Morgan Houseell said that investing is not really about what you know, but rather how you behave. Eminent investment writer and partner of the Collaborative Fund says that one should beware of behavioral bias and losses while going out to invest in the market.
Housel is a former columnist in Motley Fool and the Wall Street Journal.
Why two people may not experience the same investment
Houseall says that all investors have different experiences during investing. Citing the example of two American investors, he said that coming from a humble background, one of them managed to earn millions through successful investments, but the other enjoyed his privileged upbringing despite his poor investment decisions. Was forced to declare bankruptcy.
Learning about investment is necessary
Houseel says investors need to learn about investing. However, this aspect is often not given enough attention. Furthermore, investing is very difficult to teach, as it is not analytical and cannot be expressed with clean formulas or plugged into a spreadsheet.
Risk is not universally regarded as
Howell states that risk is not universally considered equal by all. Citing Austria as an example, he said Austrian citizens opted not to operate the $ 1 billion nuclear power plant for security reasons, despite the fact that other nations such as the US, Britain and Japan were all nuclear Were using energy safely.
He further cited the example of the US and Australia and said that while Australia has hardly seen any slowdown in the last 27 years, the US has seen three times during this period.
He said, “These two nations hold absolutely opposite views on the risk of recession – while the US is paranoid about it, Australia remains complacent. Likewise, individual investors’ willingness to risk depends on their personal history, ” They said. An address for
#IndiaInvConf 2019, whose audio is now available on YouTube.
While investors can easily explain the past, says Houseall, they are terrible at predicting the future.
Get maximum opinion
Houseel advises investors to talk to many people because it can help broaden one’s horizons. He suggests talking to people with whom investors disagree, as this may help them avoid confirmation bias. Furthermore, talking to people in different emotional states is especially important for financial advisors to gauge a client without feelings.
Follow Simple Investment Rules
Houseall says most investors do not follow simple rules for investing. This, Hossel feels, can cause injury in the long run. Taking cancer research as an example, he said that it is very difficult to raise money for cancer prevention as opposed to cancer research. This is despite the fact that cancer prevention has more impact than cancer research. Nevertheless, the former is not just very intellectually stimulating.
The same applies to investments, in which most investors do not follow simple rules of investment and instead seek complex principles.
Houseall said veteran investor Warren Buffett also follows simple investment rules and follows a simple approach in everything he does. Their desk is simple and clutter-free, while most investors keep themselves cluttered and cluttered.
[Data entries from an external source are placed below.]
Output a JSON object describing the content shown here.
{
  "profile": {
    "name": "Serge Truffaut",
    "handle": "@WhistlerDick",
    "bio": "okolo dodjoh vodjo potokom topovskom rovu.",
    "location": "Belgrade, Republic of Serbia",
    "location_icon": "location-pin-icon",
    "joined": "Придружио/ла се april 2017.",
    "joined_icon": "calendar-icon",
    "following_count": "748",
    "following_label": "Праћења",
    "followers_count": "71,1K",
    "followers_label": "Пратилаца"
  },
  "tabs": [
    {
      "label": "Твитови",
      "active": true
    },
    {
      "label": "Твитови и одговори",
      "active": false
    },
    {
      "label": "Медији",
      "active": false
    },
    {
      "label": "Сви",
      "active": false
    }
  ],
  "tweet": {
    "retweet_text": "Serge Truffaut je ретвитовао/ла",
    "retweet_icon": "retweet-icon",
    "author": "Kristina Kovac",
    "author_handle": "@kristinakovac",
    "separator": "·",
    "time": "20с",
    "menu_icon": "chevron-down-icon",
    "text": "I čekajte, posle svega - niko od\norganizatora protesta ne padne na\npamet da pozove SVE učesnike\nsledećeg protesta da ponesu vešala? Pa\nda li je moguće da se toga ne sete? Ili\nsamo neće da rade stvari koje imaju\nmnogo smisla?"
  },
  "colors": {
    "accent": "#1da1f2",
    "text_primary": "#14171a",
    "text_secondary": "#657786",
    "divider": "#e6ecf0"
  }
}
He says that the goal of investment is not to reduce boredom, it is to maximize returns. If a financial advisor wants their clients to move around, they should keep things simple.
“People don’t think about risk in an analytical way; they think about risk based on their historical experiences in relation to inflation, stock market performance, etc. People don’t get what they want or they want What do they expect from financial markets. They get it. They said there is no investment recommendation if a customer cannot live with it. The goal of investment is not to reduce boredom, it is to maximize returns.
Keep calm and clear mind
Howell states that one should be afraid to live out of greed near market peaks and sell out of fear near market bottles. Keeping a clear mind can help prevent someone from breaking up in the long run.
Quoting Eisenhower, he says, “The great leader, talented in leadership, is the man who can do mediocre work when everyone is going crazy. The same applies to successful investing.”
No fixed pattern for investor psychology
Houseell states that it is impossible to predict financial markets because there is no definite pattern to the psychology of the investor, as investors can become anxious, upset and over-focused at any time due to any global or economic event.
“Every year since 2009, various financial publications call themselves hoarse, saying that money has been made easy!” This has happened every year in the last decade, yet the stock markets continue to boom, ”he explains.
Morgan states that share prices are a function of three factors – dividend yield, growth in earnings and valuation changes. Although the first two can be calculated, it is impossible to change the evaluation to capture people’s expressions.
Investors should therefore keep a margin of safety when investing, and this will make room for errors in forecasting.
Trust the power of compounding
Housel says investors make the mistake of underestimating the time required to earn in their favor before the odds of success. He feels that investors should trust the strength of compounding and understand that the longer the stock, the riskier it is.
The most important aspect of investment behavior
Housel says investors have no control over what the markets are going to do next, nor what the economy is going to do next. The only thing that can be controlled is one’s own behavior, which is the most important aspect of investment.
Howell states that modern-day investors are fortunate to live in an era where there are markets worldwide that are capable of generating large returns for the common people. “If investors are not taking advantage of these markets and not benefiting from them, this is often not because of what the market has done to them, but because they did it by themselves.”
Ultimately, it is worth keeping in mind that people do not get what they want or expect, they get what they deserve, he insists.
(Disclaimer: This article is based on Morgan Howell’s Presentation Behavioral Buys and Pitfalls at
#IndiaInvConf 2019 whose Video is available on YouTube)